- TRY IT
Write out every record below exactly, so that nothing differs from what is shown.

════════

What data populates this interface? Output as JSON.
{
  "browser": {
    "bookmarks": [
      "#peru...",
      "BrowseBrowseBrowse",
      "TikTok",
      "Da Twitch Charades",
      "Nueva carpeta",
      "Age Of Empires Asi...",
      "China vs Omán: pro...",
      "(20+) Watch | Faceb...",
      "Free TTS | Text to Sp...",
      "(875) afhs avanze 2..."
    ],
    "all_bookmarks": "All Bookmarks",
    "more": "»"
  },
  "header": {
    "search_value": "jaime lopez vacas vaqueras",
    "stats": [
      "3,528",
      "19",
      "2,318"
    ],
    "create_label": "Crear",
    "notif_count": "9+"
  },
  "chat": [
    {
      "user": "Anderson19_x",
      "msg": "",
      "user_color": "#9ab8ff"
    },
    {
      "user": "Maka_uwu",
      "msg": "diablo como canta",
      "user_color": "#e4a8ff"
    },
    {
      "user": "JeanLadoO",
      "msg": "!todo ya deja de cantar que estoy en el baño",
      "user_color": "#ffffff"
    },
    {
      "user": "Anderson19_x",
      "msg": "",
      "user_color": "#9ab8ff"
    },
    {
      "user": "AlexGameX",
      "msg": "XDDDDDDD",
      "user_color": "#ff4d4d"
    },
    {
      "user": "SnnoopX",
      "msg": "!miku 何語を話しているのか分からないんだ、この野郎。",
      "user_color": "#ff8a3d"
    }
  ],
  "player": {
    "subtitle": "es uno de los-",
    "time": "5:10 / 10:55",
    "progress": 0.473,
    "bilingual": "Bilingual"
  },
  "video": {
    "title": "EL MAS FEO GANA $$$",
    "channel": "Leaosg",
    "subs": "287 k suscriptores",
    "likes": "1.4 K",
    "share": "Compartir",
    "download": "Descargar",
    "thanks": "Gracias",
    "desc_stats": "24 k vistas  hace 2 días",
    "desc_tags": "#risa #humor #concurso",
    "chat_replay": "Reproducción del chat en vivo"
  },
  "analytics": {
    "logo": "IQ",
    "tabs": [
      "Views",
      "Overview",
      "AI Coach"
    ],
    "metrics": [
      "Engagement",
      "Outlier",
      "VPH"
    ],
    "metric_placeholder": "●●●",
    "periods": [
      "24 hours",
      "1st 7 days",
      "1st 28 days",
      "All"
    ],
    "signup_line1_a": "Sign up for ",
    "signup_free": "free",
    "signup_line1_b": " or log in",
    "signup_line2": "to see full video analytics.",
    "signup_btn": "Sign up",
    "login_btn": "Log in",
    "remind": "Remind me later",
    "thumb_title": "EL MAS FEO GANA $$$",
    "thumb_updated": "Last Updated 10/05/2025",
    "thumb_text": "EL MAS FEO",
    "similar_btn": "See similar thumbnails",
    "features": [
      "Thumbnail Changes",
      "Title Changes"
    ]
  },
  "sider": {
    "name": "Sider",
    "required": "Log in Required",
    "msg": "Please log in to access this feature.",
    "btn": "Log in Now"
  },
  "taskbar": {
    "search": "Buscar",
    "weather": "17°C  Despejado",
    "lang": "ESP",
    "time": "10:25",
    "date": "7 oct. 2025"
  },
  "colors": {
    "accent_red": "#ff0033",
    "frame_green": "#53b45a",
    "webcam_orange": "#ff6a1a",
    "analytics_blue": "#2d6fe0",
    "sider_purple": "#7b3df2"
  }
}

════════

- EXERCISE RESPONSE
What data populates this interface? Output as JSON.
{
  "browser": {
    "bookmarks": [
      "#peru...",
      "BrowseBrowseBrowse",
      "TikTok",
      "Da Twitch Charades",
      "Nueva carpeta",
      "Age Of Empires Asi...",
      "China vs Omán: pro...",
      "(20+) Watch | Faceb...",
      "Free TTS | Text to Sp...",
      "(875) afhs avanze 2..."
    ],
    "all_bookmarks": "All Bookmarks",
    "more": "»"
  },
  "header": {
    "search_value": "jaime lopez vacas vaqueras",
    "stats": [
      "3,528",
      "19",
      "2,318"
    ],
    "create_label": "Crear",
    "notif_count": "9+"
  },
  "chat": [
    {
      "user": "Anderson19_x",
      "msg": "",
      "user_color": "#9ab8ff"
    },
    {
      "user": "Maka_uwu",
      "msg": "diablo como canta",
      "user_color": "#e4a8ff"
    },
    {
      "user": "JeanLadoO",
      "msg": "!todo ya deja de cantar que estoy en el baño",
      "user_color": "#ffffff"
    },
    {
      "user": "Anderson19_x",
      "msg": "",
      "user_color": "#9ab8ff"
    },
    {
      "user": "AlexGameX",
      "msg": "XDDDDDDD",
      "user_color": "#ff4d4d"
    },
    {
      "user": "SnnoopX",
      "msg": "!miku 何語を話しているのか分からないんだ、この野郎。",
      "user_color": "#ff8a3d"
    }
  ],
  "player": {
    "subtitle": "es uno de los-",
    "time": "5:10 / 10:55",
    "progress": 0.473,
    "bilingual": "Bilingual"
  },
  "video": {
    "title": "EL MAS FEO GANA $$$",
    "channel": "Leaosg",
    "subs": "287 k suscriptores",
    "likes": "1.4 K",
    "share": "Compartir",
    "download": "Descargar",
    "thanks": "Gracias",
    "desc_stats": "24 k vistas  hace 2 días",
    "desc_tags": "#risa #humor #concurso",
    "chat_replay": "Reproducción del chat en vivo"
  },
  "analytics": {
    "logo": "IQ",
    "tabs": [
      "Views",
      "Overview",
      "AI Coach"
    ],
    "metrics": [
      "Engagement",
      "Outlier",
      "VPH"
    ],
    "metric_placeholder": "●●●",
    "periods": [
      "24 hours",
      "1st 7 days",
      "1st 28 days",
      "All"
    ],
    "signup_line1_a": "Sign up for ",
    "signup_free": "free",
    "signup_line1_b": " or log in",
    "signup_line2": "to see full video analytics.",
    "signup_btn": "Sign up",
    "login_btn": "Log in",
    "remind": "Remind me later",
    "thumb_title": "EL MAS FEO GANA $$$",
    "thumb_updated": "Last Updated 10/05/2025",
    "thumb_text": "EL MAS FEO",
    "similar_btn": "See similar thumbnails",
    "features": [
      "Thumbnail Changes",
      "Title Changes"
    ]
  },
  "sider": {
    "name": "Sider",
    "required": "Log in Required",
    "msg": "Please log in to access this feature.",
    "btn": "Log in Now"
  },
  "taskbar": {
    "search": "Buscar",
    "weather": "17°C  Despejado",
    "lang": "ESP",
    "time": "10:25",
    "date": "7 oct. 2025"
  },
  "colors": {
    "accent_red": "#ff0033",
    "frame_green": "#53b45a",
    "webcam_orange": "#ff6a1a",
    "analytics_blue": "#2d6fe0",
    "sider_purple": "#7b3df2"
  }
}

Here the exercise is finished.